### YOUR ASSIGNMENT
Please restate the following records word for word.
==========
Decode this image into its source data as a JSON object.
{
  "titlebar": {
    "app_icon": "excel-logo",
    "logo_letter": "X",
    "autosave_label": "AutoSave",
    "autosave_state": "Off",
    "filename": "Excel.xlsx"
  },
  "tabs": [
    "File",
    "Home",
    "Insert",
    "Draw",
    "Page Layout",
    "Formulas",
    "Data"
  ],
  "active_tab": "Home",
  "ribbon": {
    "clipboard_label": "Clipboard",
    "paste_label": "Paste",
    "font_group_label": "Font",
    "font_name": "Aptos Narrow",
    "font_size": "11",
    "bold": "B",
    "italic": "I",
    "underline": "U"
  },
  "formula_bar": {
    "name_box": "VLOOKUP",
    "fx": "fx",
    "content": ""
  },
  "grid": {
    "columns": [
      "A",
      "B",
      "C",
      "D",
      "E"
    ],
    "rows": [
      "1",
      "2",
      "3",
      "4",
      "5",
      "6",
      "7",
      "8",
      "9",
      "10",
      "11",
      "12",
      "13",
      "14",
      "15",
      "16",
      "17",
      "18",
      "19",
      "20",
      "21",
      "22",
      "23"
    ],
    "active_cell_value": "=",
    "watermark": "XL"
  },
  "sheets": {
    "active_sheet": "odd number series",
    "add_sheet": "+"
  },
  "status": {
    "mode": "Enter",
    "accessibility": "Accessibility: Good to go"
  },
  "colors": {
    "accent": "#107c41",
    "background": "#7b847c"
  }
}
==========
### RESPONSE
Decode this image into its source data as a JSON object.
{
  "titlebar": {
    "app_icon": "excel-logo",
    "logo_letter": "X",
    "autosave_label": "AutoSave",
    "autosave_state": "Off",
    "filename": "Excel.xlsx"
  },
  "tabs": [
    "File",
    "Home",
    "Insert",
    "Draw",
    "Page Layout",
    "Formulas",
    "Data"
  ],
  "active_tab": "Home",
  "ribbon": {
    "clipboard_label": "Clipboard",
    "paste_label": "Paste",
    "font_group_label": "Font",
    "font_name": "Aptos Narrow",
    "font_size": "11",
    "bold": "B",
    "italic": "I",
    "underline": "U"
  },
  "formula_bar": {
    "name_box": "VLOOKUP",
    "fx": "fx",
    "content": ""
  },
  "grid": {
    "columns": [
      "A",
      "B",
      "C",
      "D",
      "E"
    ],
    "rows": [
      "1",
      "2",
      "3",
      "4",
      "5",
      "6",
      "7",
      "8",
      "9",
      "10",
      "11",
      "12",
      "13",
      "14",
      "15",
      "16",
      "17",
      "18",
      "19",
      "20",
      "21",
      "22",
      "23"
    ],
    "active_cell_value": "=",
    "watermark": "XL"
  },
  "sheets": {
    "active_sheet": "odd number series",
    "add_sheet": "+"
  },
  "status": {
    "mode": "Enter",
    "accessibility": "Accessibility: Good to go"
  },
  "colors": {
    "accent": "#107c41",
    "background": "#7b847c"
  }
}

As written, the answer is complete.